• Provided data:
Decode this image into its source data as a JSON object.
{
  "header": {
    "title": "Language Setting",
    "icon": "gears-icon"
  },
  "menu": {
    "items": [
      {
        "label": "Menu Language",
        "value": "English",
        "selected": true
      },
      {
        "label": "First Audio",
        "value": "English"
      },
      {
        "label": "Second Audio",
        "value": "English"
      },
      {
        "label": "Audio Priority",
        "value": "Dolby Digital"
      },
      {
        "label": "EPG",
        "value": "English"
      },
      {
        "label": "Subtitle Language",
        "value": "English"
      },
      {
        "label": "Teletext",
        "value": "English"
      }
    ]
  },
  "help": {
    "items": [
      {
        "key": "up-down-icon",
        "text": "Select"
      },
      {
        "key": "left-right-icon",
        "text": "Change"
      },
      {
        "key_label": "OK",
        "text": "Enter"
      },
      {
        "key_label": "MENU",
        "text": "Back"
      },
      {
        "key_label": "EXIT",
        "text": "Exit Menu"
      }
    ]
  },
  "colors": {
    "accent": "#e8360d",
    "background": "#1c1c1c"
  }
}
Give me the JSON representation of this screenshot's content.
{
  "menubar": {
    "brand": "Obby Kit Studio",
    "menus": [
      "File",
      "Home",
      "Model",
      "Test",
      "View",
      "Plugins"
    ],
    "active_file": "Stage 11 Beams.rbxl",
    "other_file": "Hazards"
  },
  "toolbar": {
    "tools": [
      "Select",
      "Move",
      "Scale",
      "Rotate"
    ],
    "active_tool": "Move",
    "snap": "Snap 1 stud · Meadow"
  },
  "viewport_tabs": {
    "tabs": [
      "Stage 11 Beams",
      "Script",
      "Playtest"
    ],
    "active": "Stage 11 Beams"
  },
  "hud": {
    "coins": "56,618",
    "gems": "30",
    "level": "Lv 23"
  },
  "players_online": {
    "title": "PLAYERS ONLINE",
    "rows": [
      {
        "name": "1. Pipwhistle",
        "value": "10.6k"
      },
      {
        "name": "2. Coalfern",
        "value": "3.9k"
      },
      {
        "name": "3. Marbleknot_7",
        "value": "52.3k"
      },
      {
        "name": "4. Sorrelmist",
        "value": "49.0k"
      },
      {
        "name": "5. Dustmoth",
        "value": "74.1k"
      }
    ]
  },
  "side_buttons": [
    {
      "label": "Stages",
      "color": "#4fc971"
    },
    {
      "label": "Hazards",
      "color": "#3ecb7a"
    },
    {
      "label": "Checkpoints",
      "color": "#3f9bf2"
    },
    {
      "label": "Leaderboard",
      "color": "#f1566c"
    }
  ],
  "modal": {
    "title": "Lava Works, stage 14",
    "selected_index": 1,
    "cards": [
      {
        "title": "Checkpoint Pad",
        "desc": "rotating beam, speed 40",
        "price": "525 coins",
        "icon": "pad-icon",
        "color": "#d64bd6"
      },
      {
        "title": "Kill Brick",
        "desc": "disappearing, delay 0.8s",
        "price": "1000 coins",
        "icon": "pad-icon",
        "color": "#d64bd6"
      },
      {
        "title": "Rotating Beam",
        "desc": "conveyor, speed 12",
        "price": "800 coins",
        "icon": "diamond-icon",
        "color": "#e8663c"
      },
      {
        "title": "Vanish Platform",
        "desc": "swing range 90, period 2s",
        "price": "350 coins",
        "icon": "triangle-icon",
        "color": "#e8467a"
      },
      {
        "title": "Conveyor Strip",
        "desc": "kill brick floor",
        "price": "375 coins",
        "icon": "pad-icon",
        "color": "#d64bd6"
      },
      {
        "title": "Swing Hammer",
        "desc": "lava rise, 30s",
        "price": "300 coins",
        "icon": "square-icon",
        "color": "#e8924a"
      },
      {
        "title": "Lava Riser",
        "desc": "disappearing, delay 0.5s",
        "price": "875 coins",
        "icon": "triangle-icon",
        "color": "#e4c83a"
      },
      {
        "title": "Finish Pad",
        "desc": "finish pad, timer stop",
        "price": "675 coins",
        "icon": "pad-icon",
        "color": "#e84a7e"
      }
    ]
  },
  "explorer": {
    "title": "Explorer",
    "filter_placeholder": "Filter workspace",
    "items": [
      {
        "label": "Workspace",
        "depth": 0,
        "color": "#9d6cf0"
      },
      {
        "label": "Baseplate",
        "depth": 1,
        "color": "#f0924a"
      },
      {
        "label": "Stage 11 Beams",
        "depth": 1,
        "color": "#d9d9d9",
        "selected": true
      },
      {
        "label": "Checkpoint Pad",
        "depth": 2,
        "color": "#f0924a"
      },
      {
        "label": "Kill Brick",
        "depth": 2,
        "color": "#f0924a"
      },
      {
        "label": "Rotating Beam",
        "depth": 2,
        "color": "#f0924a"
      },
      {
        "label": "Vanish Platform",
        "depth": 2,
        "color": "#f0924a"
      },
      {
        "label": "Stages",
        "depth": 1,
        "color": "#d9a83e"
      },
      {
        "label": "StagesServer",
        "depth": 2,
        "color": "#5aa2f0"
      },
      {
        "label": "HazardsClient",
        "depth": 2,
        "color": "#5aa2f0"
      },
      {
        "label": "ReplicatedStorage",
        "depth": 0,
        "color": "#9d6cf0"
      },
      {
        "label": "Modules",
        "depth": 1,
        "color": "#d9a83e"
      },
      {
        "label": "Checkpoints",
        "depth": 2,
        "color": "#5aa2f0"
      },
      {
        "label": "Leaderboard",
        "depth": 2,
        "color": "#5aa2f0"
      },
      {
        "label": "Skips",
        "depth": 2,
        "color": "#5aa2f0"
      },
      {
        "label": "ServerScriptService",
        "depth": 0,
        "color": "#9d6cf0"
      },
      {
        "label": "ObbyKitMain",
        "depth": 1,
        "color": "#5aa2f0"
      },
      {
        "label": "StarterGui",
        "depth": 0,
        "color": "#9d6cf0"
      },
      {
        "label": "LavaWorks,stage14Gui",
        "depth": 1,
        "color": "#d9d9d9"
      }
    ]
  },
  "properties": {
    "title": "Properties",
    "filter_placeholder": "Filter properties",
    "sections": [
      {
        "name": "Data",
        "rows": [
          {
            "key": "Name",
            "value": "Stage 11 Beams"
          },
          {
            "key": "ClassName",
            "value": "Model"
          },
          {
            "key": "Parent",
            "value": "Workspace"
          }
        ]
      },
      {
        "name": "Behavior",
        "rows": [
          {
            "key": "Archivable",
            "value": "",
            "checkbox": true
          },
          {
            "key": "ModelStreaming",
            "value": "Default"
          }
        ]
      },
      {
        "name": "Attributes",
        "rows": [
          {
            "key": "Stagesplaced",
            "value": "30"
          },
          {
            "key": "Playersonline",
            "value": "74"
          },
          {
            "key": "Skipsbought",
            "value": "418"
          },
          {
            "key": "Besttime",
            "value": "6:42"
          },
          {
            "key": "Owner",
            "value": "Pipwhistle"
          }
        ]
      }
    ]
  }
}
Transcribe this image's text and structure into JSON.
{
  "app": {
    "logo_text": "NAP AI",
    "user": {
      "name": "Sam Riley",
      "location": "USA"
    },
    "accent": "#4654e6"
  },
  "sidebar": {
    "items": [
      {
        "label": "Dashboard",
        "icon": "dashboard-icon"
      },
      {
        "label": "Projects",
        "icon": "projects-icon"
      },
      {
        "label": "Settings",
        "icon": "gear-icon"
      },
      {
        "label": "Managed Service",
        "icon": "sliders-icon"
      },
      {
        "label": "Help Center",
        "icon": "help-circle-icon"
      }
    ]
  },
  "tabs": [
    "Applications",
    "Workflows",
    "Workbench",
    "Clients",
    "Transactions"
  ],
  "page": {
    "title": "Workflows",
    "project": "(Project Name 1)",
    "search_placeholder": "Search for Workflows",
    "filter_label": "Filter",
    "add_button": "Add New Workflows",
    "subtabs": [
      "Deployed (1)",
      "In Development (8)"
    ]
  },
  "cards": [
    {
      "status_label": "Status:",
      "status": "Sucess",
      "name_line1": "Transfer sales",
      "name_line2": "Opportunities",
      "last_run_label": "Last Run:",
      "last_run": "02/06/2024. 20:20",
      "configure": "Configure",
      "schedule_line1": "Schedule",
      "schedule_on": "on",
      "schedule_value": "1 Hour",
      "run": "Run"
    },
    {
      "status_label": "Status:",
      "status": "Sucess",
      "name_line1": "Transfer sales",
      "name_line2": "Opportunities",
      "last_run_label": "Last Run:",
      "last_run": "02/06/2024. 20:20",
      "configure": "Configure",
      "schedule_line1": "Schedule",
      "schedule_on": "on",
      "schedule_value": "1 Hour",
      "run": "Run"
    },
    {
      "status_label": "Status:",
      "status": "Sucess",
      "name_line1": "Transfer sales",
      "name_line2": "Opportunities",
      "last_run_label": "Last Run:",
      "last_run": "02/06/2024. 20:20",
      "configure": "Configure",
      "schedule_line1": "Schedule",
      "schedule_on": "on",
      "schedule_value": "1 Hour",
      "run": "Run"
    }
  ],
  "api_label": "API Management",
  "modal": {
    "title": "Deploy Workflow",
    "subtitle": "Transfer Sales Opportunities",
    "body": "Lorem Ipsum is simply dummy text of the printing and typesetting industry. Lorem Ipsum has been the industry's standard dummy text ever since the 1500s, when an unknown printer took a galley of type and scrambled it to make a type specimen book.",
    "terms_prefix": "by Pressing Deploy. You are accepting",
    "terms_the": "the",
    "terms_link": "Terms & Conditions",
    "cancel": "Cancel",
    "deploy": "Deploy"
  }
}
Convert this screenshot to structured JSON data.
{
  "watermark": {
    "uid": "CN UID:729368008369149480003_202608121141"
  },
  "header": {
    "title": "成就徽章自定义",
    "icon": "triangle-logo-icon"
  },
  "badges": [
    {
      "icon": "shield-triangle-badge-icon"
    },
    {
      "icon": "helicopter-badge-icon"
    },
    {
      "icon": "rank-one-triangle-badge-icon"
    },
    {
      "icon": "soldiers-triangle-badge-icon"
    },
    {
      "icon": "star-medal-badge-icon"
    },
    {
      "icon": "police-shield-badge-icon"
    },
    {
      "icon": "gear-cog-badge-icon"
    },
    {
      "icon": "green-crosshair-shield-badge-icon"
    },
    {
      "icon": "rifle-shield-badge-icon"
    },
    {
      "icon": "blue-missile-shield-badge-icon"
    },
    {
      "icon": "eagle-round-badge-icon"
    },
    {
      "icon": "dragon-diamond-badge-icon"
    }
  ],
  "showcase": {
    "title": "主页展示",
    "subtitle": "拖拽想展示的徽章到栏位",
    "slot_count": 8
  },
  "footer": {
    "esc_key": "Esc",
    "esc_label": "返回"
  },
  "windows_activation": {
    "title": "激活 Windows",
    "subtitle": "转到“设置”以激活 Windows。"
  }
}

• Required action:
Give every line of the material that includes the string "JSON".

• Exercise answer:
Decode this image into its source data as a JSON object.
Give me the JSON representation of this screenshot's content.
Transcribe this image's text and structure into JSON.
Convert this screenshot to structured JSON data.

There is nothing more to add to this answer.